Your app idea is now cemented in your mind and that of your team. Now begins the cold war of deciding what features to include and which ones to throw in the bin. This development phase is dominated by the phrases “wouldn’t it be great if…” and “our market research suggests…”. Ideas are thrown around boardrooms like hand grenades. What starts as a discussion turns into a civil war. Tempers are frayed, egos shattered, and only a few features decided upon. This meeting was a success. That doesn’t sound, right? The more features the better right? Wrong.
You would think that having an extensive feature list would be the hallmark of a great app. This would be the popular opinion, and users do always want more. This leads to developers believing that if they want more features should be given. Such a mindset will only lead to a list of failures as long as the feature list itself.
What should be strived for is an app with only a handful of features. Each feature is carefully thought out, perfectly coded, and easily figured out by the user. Even if the app has only one feature but comes out as the perfect example of what was envisioned, then that should be regarded as a mission accomplished. There are several reasons why this ideal should be strived for. Starting with are you ready for the responsibility.
Features need to be Nurtured
Think of adopting new features like adopting a living breathing thing. The living breathing thing needs to be cared for throughout its young life. Every feature you include is no different. Throughout the development to launch you and your team responsible for those features.

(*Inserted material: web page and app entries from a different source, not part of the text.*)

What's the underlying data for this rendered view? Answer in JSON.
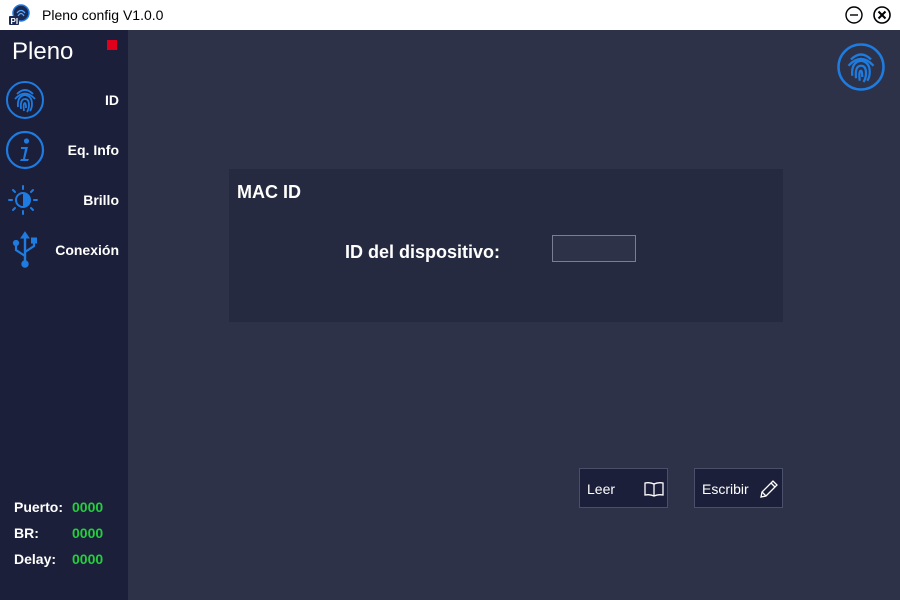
{
  "window": {
    "title": "Pleno config V1.0.0"
  },
  "colors": {
    "accent": "#1e7be0",
    "sidebar_bg": "#1b1f3a",
    "main_bg": "#2e3248",
    "panel_bg": "#262a40",
    "status_red": "#e0001b",
    "value_green": "#22d03a"
  },
  "sidebar": {
    "brand": "Pleno",
    "items": [
      {
        "label": "ID",
        "icon": "fingerprint-icon"
      },
      {
        "label": "Eq. Info",
        "icon": "info-icon"
      },
      {
        "label": "Brillo",
        "icon": "brightness-icon"
      },
      {
        "label": "Conexión",
        "icon": "usb-icon"
      }
    ],
    "info": [
      {
        "label": "Puerto:",
        "value": "0000"
      },
      {
        "label": "BR:",
        "value": "0000"
      },
      {
        "label": "Delay:",
        "value": "0000"
      }
    ]
  },
  "panel": {
    "title": "MAC ID",
    "device_label": "ID del dispositivo:",
    "device_value": ""
  },
  "buttons": {
    "read_label": "Leer",
    "write_label": "Escribir"
  }
}
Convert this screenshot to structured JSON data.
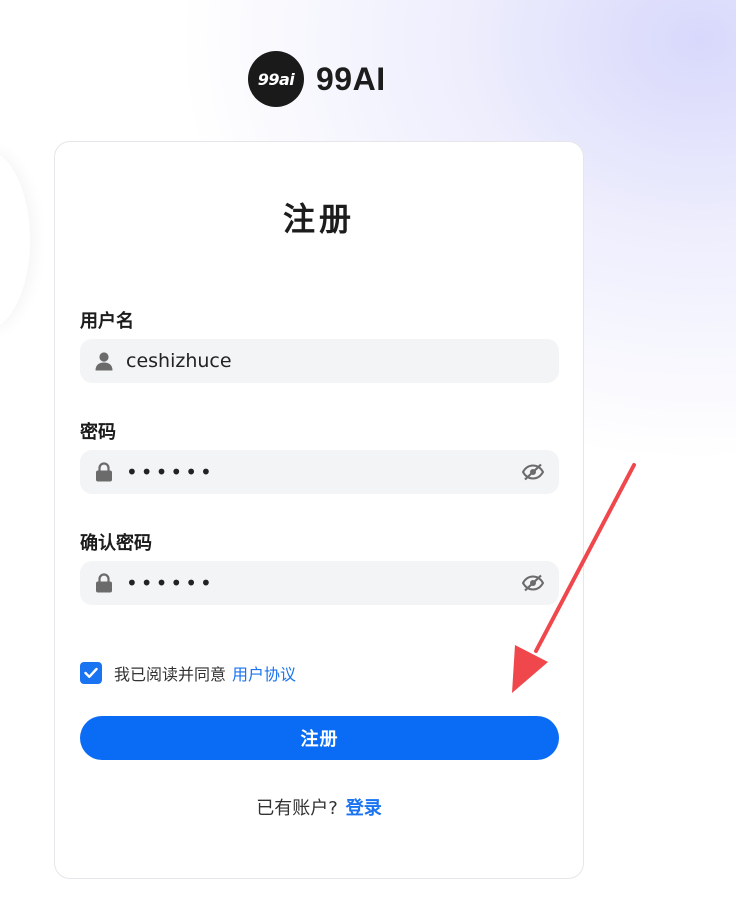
{
  "brand": {
    "logo_text": "99ai",
    "name": "99AI"
  },
  "form": {
    "title": "注册",
    "username": {
      "label": "用户名",
      "value": "ceshizhuce"
    },
    "password": {
      "label": "密码",
      "value": "••••••"
    },
    "confirm_password": {
      "label": "确认密码",
      "value": "••••••"
    },
    "agreement": {
      "checked": true,
      "text": "我已阅读并同意",
      "link": "用户协议"
    },
    "submit_label": "注册",
    "login_prompt": "已有账户?",
    "login_link": "登录"
  },
  "colors": {
    "accent": "#0a6cf5",
    "link": "#1a73f0",
    "annotation_arrow": "#f0474c",
    "field_bg": "#f3f4f5"
  },
  "icons": {
    "username": "user-icon",
    "password": "lock-icon",
    "toggle": "eye-off-icon",
    "checkbox": "check-icon"
  }
}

Would you rather be responsible for a handful of features or an entire zoo?
For every feature, it needs to be sketched out, UI developed, then coded. That is only the beginning, then comes several rounds of testing, changes to existing features. This is followed by seeing if changes need to be made to existing documentation and policies. Only now can you begin to think about the launch. This must be done for every feature. This level of engagement over a period can be draining, even for a small number of features. Long feature lists should look even more intimidating with this process in mind.

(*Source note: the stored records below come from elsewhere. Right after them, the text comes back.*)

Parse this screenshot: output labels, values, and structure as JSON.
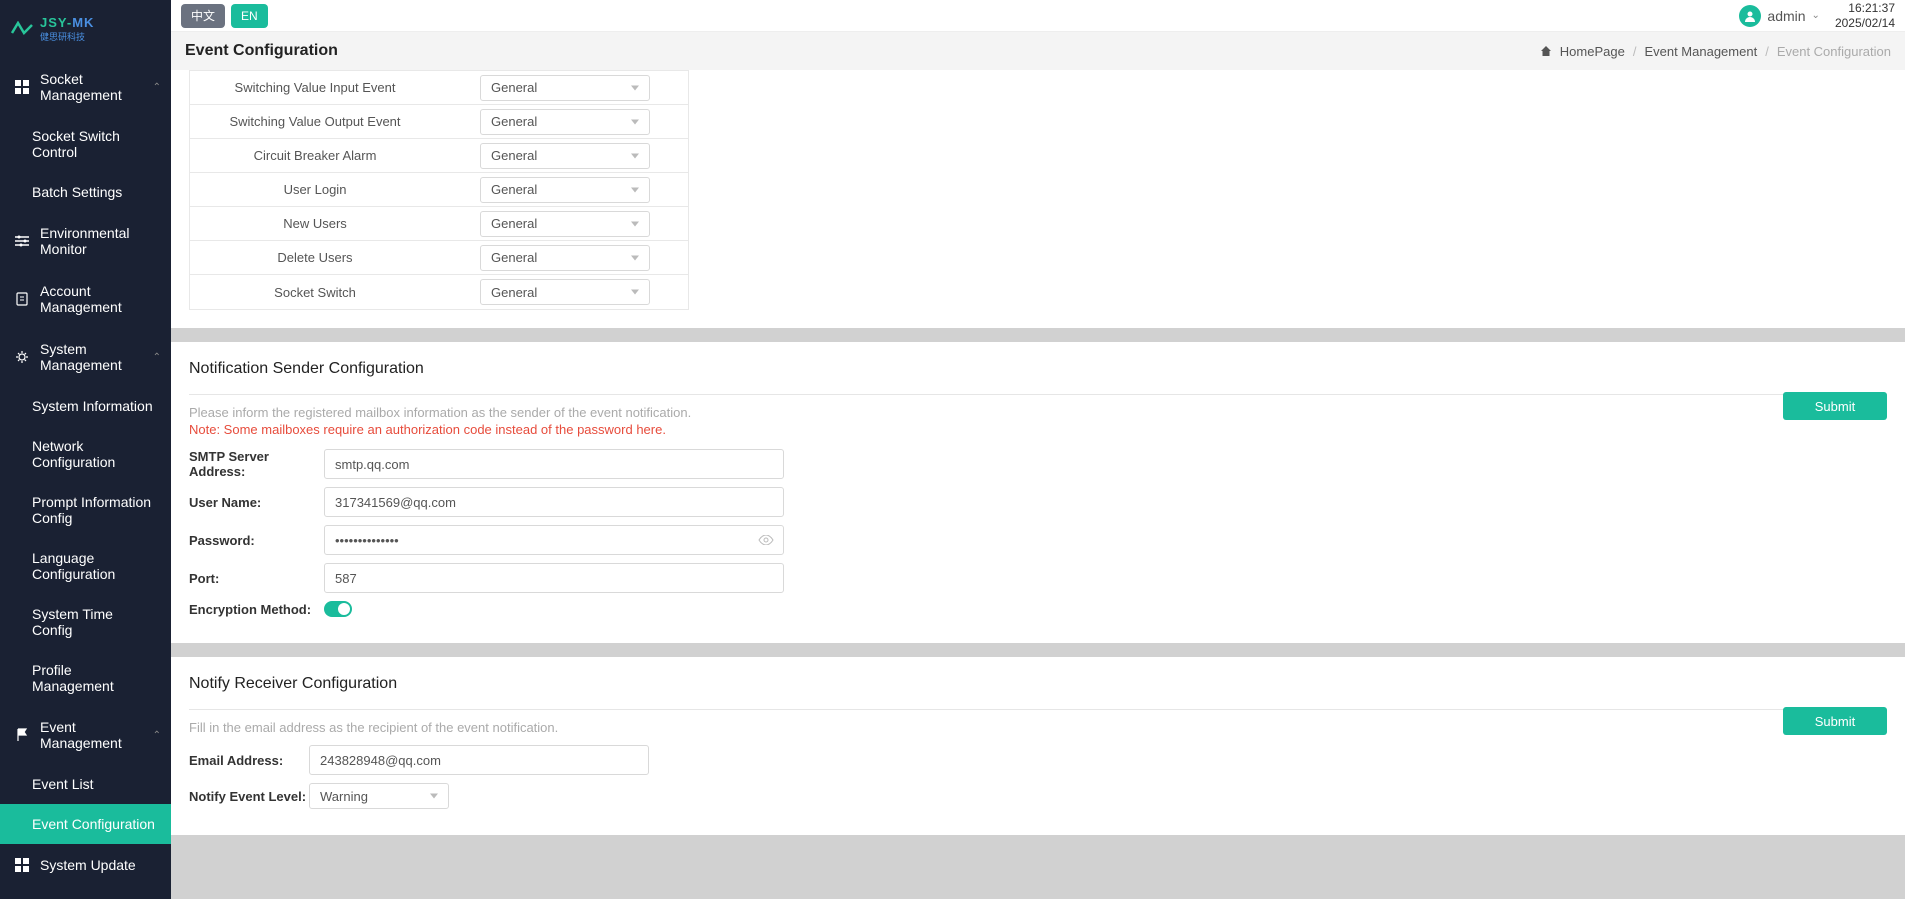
{
  "logo": {
    "brand_top": "JSY-",
    "brand_top2": "MK",
    "brand_sub": "健思研科技"
  },
  "lang": {
    "zh": "中文",
    "en": "EN"
  },
  "user": {
    "name": "admin"
  },
  "datetime": {
    "time": "16:21:37",
    "date": "2025/02/14"
  },
  "page": {
    "title": "Event Configuration"
  },
  "breadcrumb": {
    "home": "HomePage",
    "l1": "Event Management",
    "l2": "Event Configuration"
  },
  "sidebar": {
    "items": [
      {
        "label": "Socket Management",
        "icon": "grid",
        "expand": true
      },
      {
        "label": "Environmental Monitor",
        "icon": "sliders"
      },
      {
        "label": "Account Management",
        "icon": "clipboard"
      },
      {
        "label": "System Management",
        "icon": "gear",
        "expand": true
      },
      {
        "label": "Event Management",
        "icon": "flag",
        "expand": true
      },
      {
        "label": "System Update",
        "icon": "grid"
      }
    ],
    "socket_sub": [
      {
        "label": "Socket Switch Control"
      },
      {
        "label": "Batch Settings"
      }
    ],
    "system_sub": [
      {
        "label": "System Information"
      },
      {
        "label": "Network Configuration"
      },
      {
        "label": "Prompt Information Config"
      },
      {
        "label": "Language Configuration"
      },
      {
        "label": "System Time Config"
      },
      {
        "label": "Profile Management"
      }
    ],
    "event_sub": [
      {
        "label": "Event List"
      },
      {
        "label": "Event Configuration",
        "active": true
      }
    ]
  },
  "event_rows": [
    {
      "label": "Switching Value Input Event",
      "value": "General"
    },
    {
      "label": "Switching Value Output Event",
      "value": "General"
    },
    {
      "label": "Circuit Breaker Alarm",
      "value": "General"
    },
    {
      "label": "User Login",
      "value": "General"
    },
    {
      "label": "New Users",
      "value": "General"
    },
    {
      "label": "Delete Users",
      "value": "General"
    },
    {
      "label": "Socket Switch",
      "value": "General"
    }
  ],
  "sender": {
    "title": "Notification Sender Configuration",
    "hint": "Please inform the registered mailbox information as the sender of the event notification.",
    "note": "Note: Some mailboxes require an authorization code instead of the password here.",
    "smtp_label": "SMTP Server Address:",
    "smtp_value": "smtp.qq.com",
    "user_label": "User Name:",
    "user_value": "317341569@qq.com",
    "pwd_label": "Password:",
    "pwd_value": "••••••••••••••",
    "port_label": "Port:",
    "port_value": "587",
    "enc_label": "Encryption Method:",
    "submit": "Submit"
  },
  "receiver": {
    "title": "Notify Receiver Configuration",
    "hint": "Fill in the email address as the recipient of the event notification.",
    "email_label": "Email Address:",
    "email_value": "243828948@qq.com",
    "level_label": "Notify Event Level:",
    "level_value": "Warning",
    "submit": "Submit"
  }
}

Can you manage?
Given that adding a feature is comparable to adopting a child, it must be asked if you can manage? Honesty is certainly the best policy with regards to answering this question. Apple and Google can develop feature-rich products, with some features that will rarely be used, if ever. Do you have their resources? The answer is likely no. The best course of action then would be to focus solely on doing a few things well.
When presented with the choice between 15 or three features, see if you can get away with two. This will often lead to what customers demand. While customers can provide valuable insight into what works and what doesn’t; their demands never end. Besides, they will constantly remind you of the features they want to see, and you can always think about them later.

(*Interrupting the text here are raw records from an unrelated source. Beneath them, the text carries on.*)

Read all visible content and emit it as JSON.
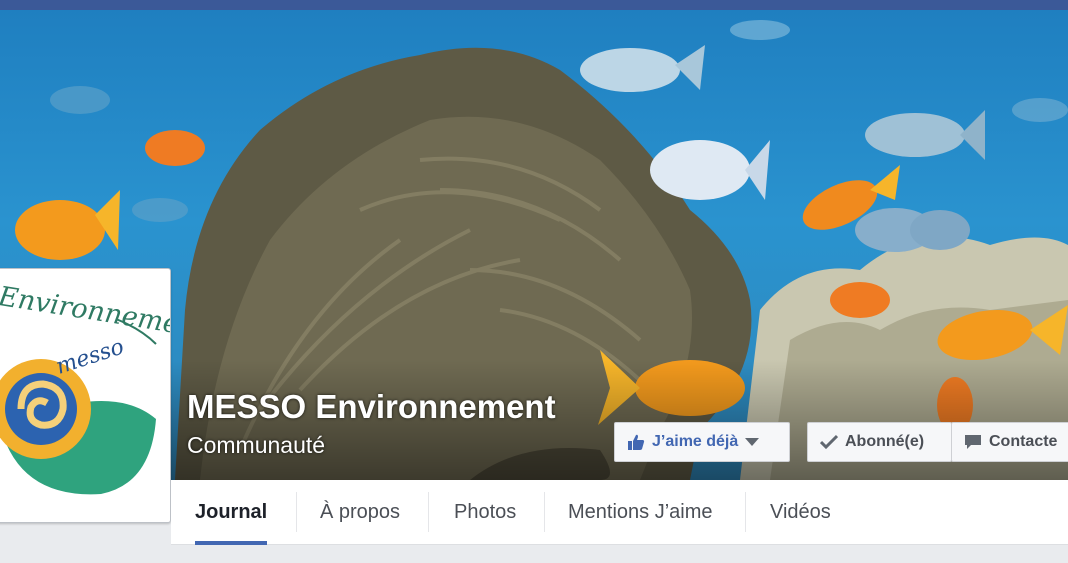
{
  "page": {
    "name": "MESSO Environnement",
    "category": "Communauté"
  },
  "profile": {
    "logo_text": "Environnement",
    "logo_subtext": "messo"
  },
  "actions": {
    "like_label": "J’aime déjà",
    "follow_label": "Abonné(e)",
    "contact_label": "Contacte"
  },
  "tabs": [
    {
      "label": "Journal",
      "active": true
    },
    {
      "label": "À propos",
      "active": false
    },
    {
      "label": "Photos",
      "active": false
    },
    {
      "label": "Mentions J’aime",
      "active": false
    },
    {
      "label": "Vidéos",
      "active": false
    }
  ],
  "colors": {
    "brand_blue": "#4267b2",
    "topbar": "#3b5998"
  },
  "icons": [
    "thumbs-up-icon",
    "caret-down-icon",
    "check-icon",
    "message-icon"
  ]
}
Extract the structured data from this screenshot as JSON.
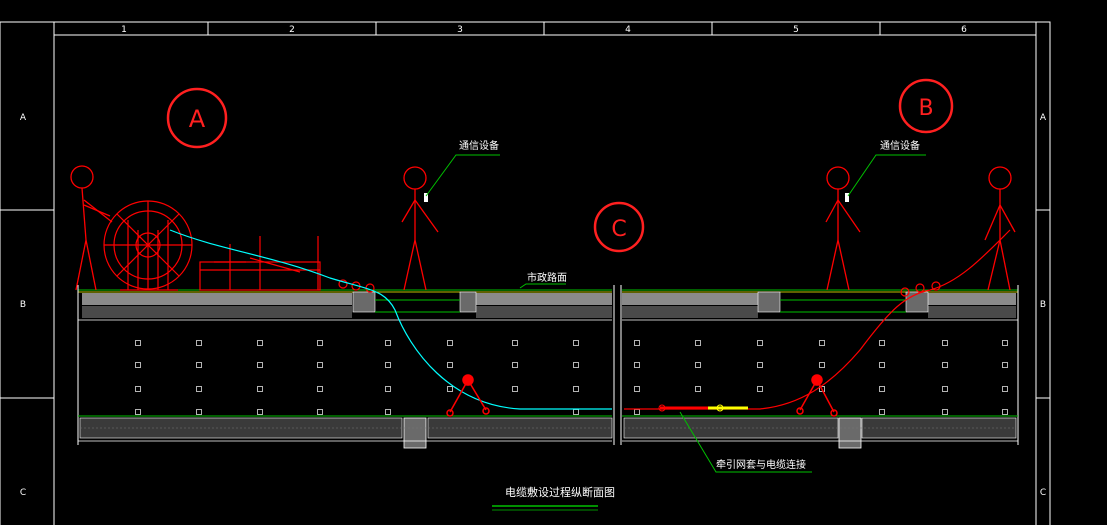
{
  "colors": {
    "background": "#000000",
    "frame": "#ffffff",
    "red": "#ff0000",
    "green": "#00c000",
    "cyan": "#00ffff",
    "yellow": "#ffff00",
    "gray": "#8a8a8a",
    "dark_gray": "#4a4a4a"
  },
  "grid": {
    "columns": [
      "1",
      "2",
      "3",
      "4",
      "5",
      "6"
    ],
    "rows": [
      "A",
      "B",
      "C"
    ]
  },
  "markers": {
    "a": "A",
    "b": "B",
    "c": "C"
  },
  "labels": {
    "comm_left": "通信设备",
    "comm_right": "通信设备",
    "road_surface": "市政路面",
    "traction_net": "牵引网套与电缆连接",
    "drawing_title": "电缆敷设过程纵断面图"
  },
  "icons": {
    "person": "stick-figure-icon",
    "cable_drum": "cable-drum-icon",
    "pulley": "pulley-icon"
  }
}
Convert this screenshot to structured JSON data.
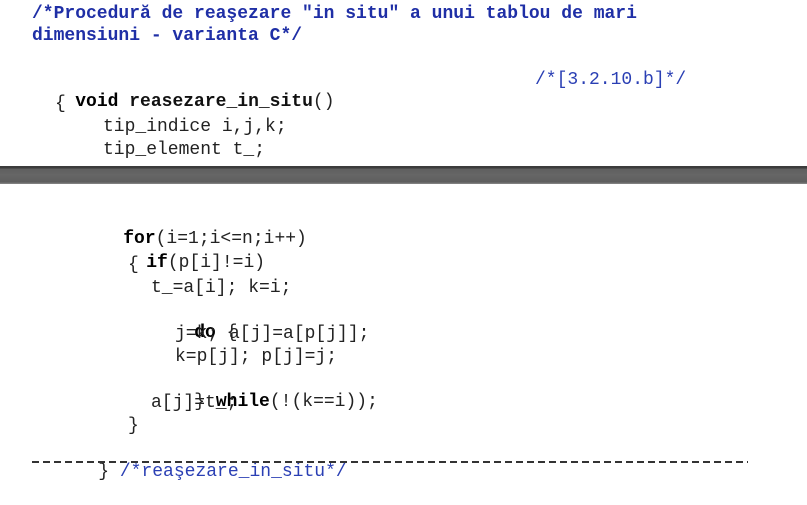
{
  "top": {
    "header_line1": "/*Procedură de reaşezare \"in situ\" a unui tablou de mari",
    "header_line2": "dimensiuni - varianta C*/",
    "sig_void": "void",
    "sig_name": "reasezare_in_situ",
    "sig_parens": "()",
    "sig_comment": "/*[3.2.10.b]*/",
    "brace_open": "{",
    "decl1": "tip_indice i,j,k;",
    "decl2": "tip_element t_;"
  },
  "bottom": {
    "for_kw": "for",
    "for_rest": "(i=1;i<=n;i++)",
    "if_kw": "if",
    "if_rest": "(p[i]!=i)",
    "brace1_open": "{",
    "stmt1": "t_=a[i]; k=i;",
    "do_kw": "do",
    "do_brace": "{",
    "stmt2": "j=k; a[j]=a[p[j]];",
    "stmt3": "k=p[j]; p[j]=j;",
    "close_brace": "}",
    "while_kw": "while",
    "while_rest": "(!(k==i));",
    "stmt4": "a[j]=t_;",
    "brace1_close": "}",
    "end_brace": "}",
    "end_comment": "/*reaşezare_in_situ*/"
  }
}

Saying “No!” saves the Day
Even suggesting a successful meeting could be had when feelings are hurt will seem blasphemous. Some will recall in horror as ideas are shot down before they even have a chance to fly. When it comes to deciding what features are to be included that is exactly what must happen. Your team will thank you later when the app is released, and they have no additional grey hairs.
That is why saying no is so important to say to almost every feature, if not every feature, right from the beginning. In a sense, you are making the proposed feature work for inclusion into your app. Even if the proposed feature has tons of market research to back up its inclusion, treat it like the rest. By saying no, a filter is placed on the idea and only the best ideas should hope to get through.